DATA SECTION ->
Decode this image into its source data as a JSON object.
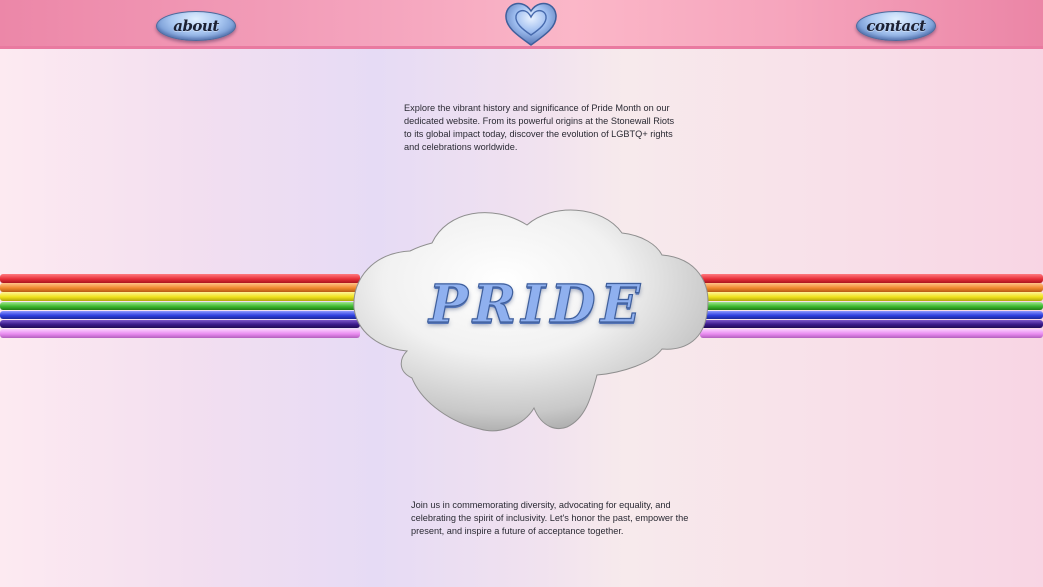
{
  "nav": {
    "about_label": "about",
    "contact_label": "contact",
    "logo_icon": "heart-icon"
  },
  "hero": {
    "title": "PRIDE",
    "cloud_icon": "cloud-icon"
  },
  "content": {
    "intro": "Explore the vibrant history and significance of Pride Month on our dedicated website. From its powerful origins at the Stonewall Riots to its global impact today, discover the evolution of LGBTQ+ rights and celebrations worldwide.",
    "outro": "Join us in commemorating diversity, advocating for equality, and celebrating the spirit of inclusivity. Let's honor the past, empower the present, and inspire a future of acceptance together."
  },
  "colors": {
    "header": "#f4a3bd",
    "button": "#a9c7f1",
    "title": "#8fb0ef",
    "rainbow": [
      "#e8303a",
      "#f0892e",
      "#f0e21a",
      "#3eb92f",
      "#2f40e0",
      "#3b1a8a",
      "#e98cf0"
    ]
  }
}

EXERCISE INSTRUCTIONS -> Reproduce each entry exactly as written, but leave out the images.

RESULT BELOW ->
Decode this image into its source data as a JSON object.
{
  "nav": {
    "about_label": "about",
    "contact_label": "contact",
    "logo_icon": "heart-icon"
  },
  "hero": {
    "title": "PRIDE",
    "cloud_icon": "cloud-icon"
  },
  "content": {
    "intro": "Explore the vibrant history and significance of Pride Month on our dedicated website. From its powerful origins at the Stonewall Riots to its global impact today, discover the evolution of LGBTQ+ rights and celebrations worldwide.",
    "outro": "Join us in commemorating diversity, advocating for equality, and celebrating the spirit of inclusivity. Let's honor the past, empower the present, and inspire a future of acceptance together."
  },
  "colors": {
    "header": "#f4a3bd",
    "button": "#a9c7f1",
    "title": "#8fb0ef",
    "rainbow": [
      "#e8303a",
      "#f0892e",
      "#f0e21a",
      "#3eb92f",
      "#2f40e0",
      "#3b1a8a",
      "#e98cf0"
    ]
  }
}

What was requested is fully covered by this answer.